Aim of the task: Repeat the whole listing exactly.

The records:
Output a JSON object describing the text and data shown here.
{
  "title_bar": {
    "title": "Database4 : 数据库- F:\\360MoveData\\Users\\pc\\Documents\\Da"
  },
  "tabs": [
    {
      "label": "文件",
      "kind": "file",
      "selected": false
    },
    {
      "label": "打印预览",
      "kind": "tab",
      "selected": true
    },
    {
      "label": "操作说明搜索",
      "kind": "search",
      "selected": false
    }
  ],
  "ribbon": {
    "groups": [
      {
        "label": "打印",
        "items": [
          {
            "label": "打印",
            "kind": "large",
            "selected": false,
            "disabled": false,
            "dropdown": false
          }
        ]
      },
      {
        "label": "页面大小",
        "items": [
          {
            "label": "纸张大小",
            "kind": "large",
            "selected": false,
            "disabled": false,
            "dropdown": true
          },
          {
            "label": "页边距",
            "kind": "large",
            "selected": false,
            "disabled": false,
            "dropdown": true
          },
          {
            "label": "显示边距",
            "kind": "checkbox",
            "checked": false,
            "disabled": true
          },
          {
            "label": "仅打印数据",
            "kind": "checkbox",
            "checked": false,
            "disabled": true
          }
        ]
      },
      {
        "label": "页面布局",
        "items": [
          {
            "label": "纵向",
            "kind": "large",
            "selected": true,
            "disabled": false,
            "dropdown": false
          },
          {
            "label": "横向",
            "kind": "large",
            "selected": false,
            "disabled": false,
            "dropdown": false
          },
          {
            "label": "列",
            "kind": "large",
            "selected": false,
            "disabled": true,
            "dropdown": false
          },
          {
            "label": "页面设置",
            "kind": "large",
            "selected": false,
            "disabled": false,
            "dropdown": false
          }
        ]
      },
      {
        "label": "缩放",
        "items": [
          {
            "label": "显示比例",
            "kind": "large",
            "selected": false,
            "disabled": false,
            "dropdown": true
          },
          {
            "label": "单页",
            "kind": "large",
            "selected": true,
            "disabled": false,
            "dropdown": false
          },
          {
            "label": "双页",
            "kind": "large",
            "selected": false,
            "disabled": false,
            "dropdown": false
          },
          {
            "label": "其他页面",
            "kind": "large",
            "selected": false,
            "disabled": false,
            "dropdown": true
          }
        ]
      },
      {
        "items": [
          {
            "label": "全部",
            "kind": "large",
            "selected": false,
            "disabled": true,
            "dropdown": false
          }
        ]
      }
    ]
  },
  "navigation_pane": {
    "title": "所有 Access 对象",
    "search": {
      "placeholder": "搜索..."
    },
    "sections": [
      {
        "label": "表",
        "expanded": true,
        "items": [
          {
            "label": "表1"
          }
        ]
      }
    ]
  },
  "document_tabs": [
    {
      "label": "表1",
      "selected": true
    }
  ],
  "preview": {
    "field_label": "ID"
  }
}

Solution to this problem:
Output a JSON object describing the text and data shown here.
{
  "title_bar": {
    "title": "Database4 : 数据库- F:\\360MoveData\\Users\\pc\\Documents\\Da"
  },
  "tabs": [
    {
      "label": "文件",
      "kind": "file",
      "selected": false
    },
    {
      "label": "打印预览",
      "kind": "tab",
      "selected": true
    },
    {
      "label": "操作说明搜索",
      "kind": "search",
      "selected": false
    }
  ],
  "ribbon": {
    "groups": [
      {
        "label": "打印",
        "items": [
          {
            "label": "打印",
            "kind": "large",
            "selected": false,
            "disabled": false,
            "dropdown": false
          }
        ]
      },
      {
        "label": "页面大小",
        "items": [
          {
            "label": "纸张大小",
            "kind": "large",
            "selected": false,
            "disabled": false,
            "dropdown": true
          },
          {
            "label": "页边距",
            "kind": "large",
            "selected": false,
            "disabled": false,
            "dropdown": true
          },
          {
            "label": "显示边距",
            "kind": "checkbox",
            "checked": false,
            "disabled": true
          },
          {
            "label": "仅打印数据",
            "kind": "checkbox",
            "checked": false,
            "disabled": true
          }
        ]
      },
      {
        "label": "页面布局",
        "items": [
          {
            "label": "纵向",
            "kind": "large",
            "selected": true,
            "disabled": false,
            "dropdown": false
          },
          {
            "label": "横向",
            "kind": "large",
            "selected": false,
            "disabled": false,
            "dropdown": false
          },
          {
            "label": "列",
            "kind": "large",
            "selected": false,
            "disabled": true,
            "dropdown": false
          },
          {
            "label": "页面设置",
            "kind": "large",
            "selected": false,
            "disabled": false,
            "dropdown": false
          }
        ]
      },
      {
        "label": "缩放",
        "items": [
          {
            "label": "显示比例",
            "kind": "large",
            "selected": false,
            "disabled": false,
            "dropdown": true
          },
          {
            "label": "单页",
            "kind": "large",
            "selected": true,
            "disabled": false,
            "dropdown": false
          },
          {
            "label": "双页",
            "kind": "large",
            "selected": false,
            "disabled": false,
            "dropdown": false
          },
          {
            "label": "其他页面",
            "kind": "large",
            "selected": false,
            "disabled": false,
            "dropdown": true
          }
        ]
      },
      {
        "items": [
          {
            "label": "全部",
            "kind": "large",
            "selected": false,
            "disabled": true,
            "dropdown": false
          }
        ]
      }
    ]
  },
  "navigation_pane": {
    "title": "所有 Access 对象",
    "search": {
      "placeholder": "搜索..."
    },
    "sections": [
      {
        "label": "表",
        "expanded": true,
        "items": [
          {
            "label": "表1"
          }
        ]
      }
    ]
  },
  "document_tabs": [
    {
      "label": "表1",
      "selected": true
    }
  ],
  "preview": {
    "field_label": "ID"
  }
}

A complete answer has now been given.